It seems somehow unbelievable, but up until last year, I had never before heard of a holiday cookie exchange. Then I was invited to one, and it was like someone had thrown open the door to a whole new world of crisp, buttery delights. If you’ve never heard of a cookie exchange either, the basics are thus:
-You make a bunch of cookies.
-Other people make a bunch of cookies.
-You and those other people gather at a predetermined location to exchange a handful of each cookie in attendance.
-You leave with as many cookies as you came with, only now your cookies are made up of a glorious mix of several different types of cookies.
And I went most of my life without knowing about this magnificent event? Unfathomable. Thankfully, this year I was invited to yet another cookie exchange, and it seems as though we somehow lucked into the greatest, most creative group of cookie makers for which anyone could ever hope. When we left that cookie exchange, we had been blessed with extra-spicy ginger cookies, peanut butter Nutella cookies (how I’ve never been exposed to those little miracles before, I’ll never know), tiny little pecan pies, anise butter cookies, and something called an espresso crunch bar that I eventually had to get rid of after I found myself unable to resist its charms for the tenth time in one evening, leading me to stand in front of it whilst pointing angrily and yelling in a stern voice, “You are not the boss of me!”

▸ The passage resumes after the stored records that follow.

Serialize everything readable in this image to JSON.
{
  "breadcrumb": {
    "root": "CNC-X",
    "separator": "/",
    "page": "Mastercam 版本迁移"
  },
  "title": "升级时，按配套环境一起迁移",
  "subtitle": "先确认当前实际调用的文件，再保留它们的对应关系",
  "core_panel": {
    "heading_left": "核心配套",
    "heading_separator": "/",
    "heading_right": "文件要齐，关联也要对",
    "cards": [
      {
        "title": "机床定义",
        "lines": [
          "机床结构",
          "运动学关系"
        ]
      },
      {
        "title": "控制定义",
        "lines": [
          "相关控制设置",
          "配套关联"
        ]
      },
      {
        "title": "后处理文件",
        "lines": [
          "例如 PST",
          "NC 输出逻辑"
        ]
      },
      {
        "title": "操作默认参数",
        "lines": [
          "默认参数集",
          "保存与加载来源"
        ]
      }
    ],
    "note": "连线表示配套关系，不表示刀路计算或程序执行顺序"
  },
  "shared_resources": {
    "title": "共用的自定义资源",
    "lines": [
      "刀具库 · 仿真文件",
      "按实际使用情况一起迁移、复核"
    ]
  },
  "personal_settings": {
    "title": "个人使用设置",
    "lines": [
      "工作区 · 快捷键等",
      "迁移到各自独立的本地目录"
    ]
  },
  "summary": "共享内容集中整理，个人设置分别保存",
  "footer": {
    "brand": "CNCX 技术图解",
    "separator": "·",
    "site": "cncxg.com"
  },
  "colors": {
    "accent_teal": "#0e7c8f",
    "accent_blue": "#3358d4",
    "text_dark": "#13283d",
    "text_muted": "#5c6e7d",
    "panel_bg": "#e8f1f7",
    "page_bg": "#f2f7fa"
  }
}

A success all around, it seems.
Of course, in order to partake in a cookie exchange, one must bring along a selection of cookies, and I dutifully did my part. I’ve always been a big fan of shortbreads that have been heightened with a bit of citrus, so my choice of cookie was easily made. As an added bonus, choosing to shape the dough into logs and cut them later made for a great, simple method of breaking up my cookie preparation into a couple of laid-back evenings. One night I made the dough and shaped it, the next night I baked the cookies. The morning of the cookie exchange, I dipped the cookies in just a bit of melted chocolate, giving them a touch of something extra. It might be debatable if we really need to add extras during the holiday cookie season, but why go down that road? Make some cookies, then exchange them, gift them, or, if you are brave, leave them in your house to be enjoyed over the remaining weeks. Okay, days. Okay, day, singular. You know what? Just send the cookies to work with your spouse. It’s safer that way.
Chocolate-Dipped Lime Shortbread
Keen eyes may notice that these pictures show two types of shortbread. Because the cookie exchange I attended require each person to make 7 dozen cookies, and this recipe makes 4 dozen cookies, I doubled the recipe and made one batch of lime shortbread and one batch of ginger shortbread. To make ginger shortbread, simply add two tablespoons of finely chopped candied ginger in place of the two tablespoons of lime zest.
1 cup (2 sticks) unsalted butter, at room temperature
1 cup powdered sugar
1 egg yolk
2 cups unbleached, all-purpose flour
½ cup cornstarch
2 tablespoons finely grated lime zest
5 ounces bittersweet chocolate, chopped into smallish chunks
In a large bowl, beat together the butter and powdered sugar until light and fluffy. Add the egg yolk and blend well. Add the flour and cornstarch and beat until well mixed. Add lime zest and mix until combined.
Dive the dough into 2 batches. Shape each batch into a log roughly 12 inches long. Wrap each log tightly in plastic wrap, then refrigerate for at least 2 hours, or until firm (tightly wrapped, dough can be left refrigerated for up to a week).
Preheat oven to 350 degrees Fahrenheit.
Cut dough into ¼-inch slices. Bake the cookies on parchment-lined baking sheets for 10 to 13 minutes, or until the cookies are mostly set in the middle and just starting to turn light golden brown at the edges. Prick tops of cookies with a fork (to allow steam to escape and ensure a crisp cookie), then remove to a wire rack to cool completely.
When cookies have cooled, heat the chocolate on top of a double boiler until it is smooth and glossy. Alternately, you can melt the chocolate in the microwave by heating the chocolate in a microwave-safe bowl in 20-second increments, stirring in between each session, until the chocolate is mostly melted. Let the chocolate sit for a minute or so to melt completely, then stir to make it smooth.
Line several baking sheets with parchment paper and set aside. Dip each cookie into the melted chocolate, coating it halfway. I ended up dipping each cookie by tipping the top into the chocolate and leaving the bottom mostly uncovered, because I found this method to be the easiest. Place each dipped cookie on the parchment paper and allow to the chocolate to harden completely before packing up or transporting.
Makes 4 dozen cookies.